Yesterday, I was tempted by the granola balls I made. However, I allowed myself to have some and was cautious at night. It feels good to say no, but I still feel guilty about having them. I will have to work on that. It feels good to say no! Not allowing myself to eat tons of food at night makes me feel free and more independent.. like I have detached myself from a ball and chain. I think the temptation I am facing really isn’t the food, its the temptation to be overly critical. I definitely have a perfectionist tendency that leads me to have unrealistic expectations about my diet and exercise. Here is a great article by a psychologist Lisa Firestone
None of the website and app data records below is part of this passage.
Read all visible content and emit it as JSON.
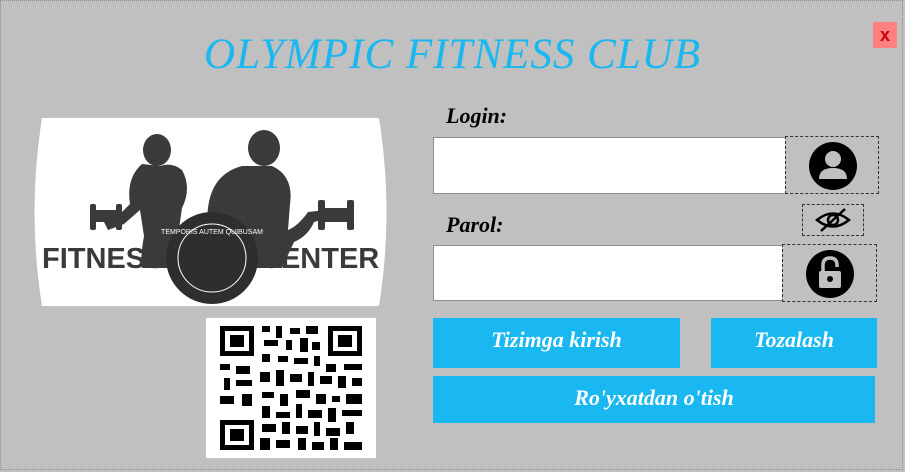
{
  "window": {
    "title": "OLYMPIC FITNESS CLUB",
    "close_label": "x"
  },
  "logo": {
    "left_word": "FITNESS",
    "right_word": "CENTER",
    "ring_text": "TEMPORIS AUTEM QUIBUSAM"
  },
  "login": {
    "label": "Login:",
    "value": "",
    "icon": "user-icon"
  },
  "password": {
    "label": "Parol:",
    "value": "",
    "toggle_icon": "eye-slash-icon",
    "icon": "lock-icon"
  },
  "buttons": {
    "login": "Tizimga kirish",
    "clear": "Tozalash",
    "register": "Ro'yxatdan o'tish"
  },
  "colors": {
    "accent": "#19b8f0",
    "background": "#c0c0c0",
    "close_bg": "#ff8080"
  }
}
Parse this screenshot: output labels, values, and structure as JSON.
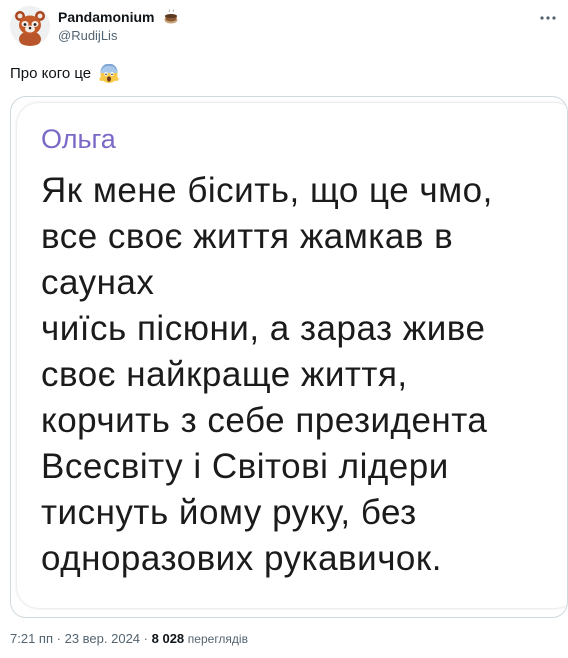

People with eating disorders, both overeaters and anorexics, disregard their own values and personal goals in relation to their health, looks, and lifestyle. They use food to feel bad about themselves, to punish themselves, or to gain a sense of control. Instead of using it to fuel their bodies, they use food to fuel a cycle of self-hatred and self-protection. All of us have an inner coach, or “critical inner voice,” that lures us into destructive behavior then pounces on us the minute we mess up. The critical inner voice is a driving force behind an eating disorder, and to challenge an unhealthy relationship with food, a person must deal with this internal enemy.
We live in a society that supports being slim, sometimes to the extreme. This unrealistic ideal can be used in the service of our inner critic to put ourselves down, to feel inadequate , or to isolate us from the world around us. Failing to identify our critical voices as they come up, leaves us more at risk for falling off the wagon. However, we can challenge our voices by not engaging in the behaviors they are supporting. And even though they may initially become louder, enticing us and telling us we will fail, the more we ignore them, the more they lose their hold on us, and the stronger we become.
To have a healthy body, it is necessary for us to take action on a physical level with diet and exercise; but to have a healthy relationship with food, it is necessary for us to understand ourselves on a deeper emotional level, or to uncover why we eat the way we eat. If we challenge the behaviors alone through diet and exercise, the emotions we were using eating to cover up won’t just go away. Once we identify the feelings and inner voices that perpetuate the cycle of self-hatred and the insensitivity to our body, we can gain control of self-destructive eating habits and not react adversely to pressure and triggers that lead us to abuse food. By taking action on a physical level and taking interest on an emotional level, we can re-establish our relationship with food, with our bodies, with our past, and with ourselves as a whole. We can uncover who we really are, our real wants, desires, and goals, and we can stop engaging in the patterns.
Challenge: To develop a healthy perception on what balanced day of eating should look like. (Long-term goal)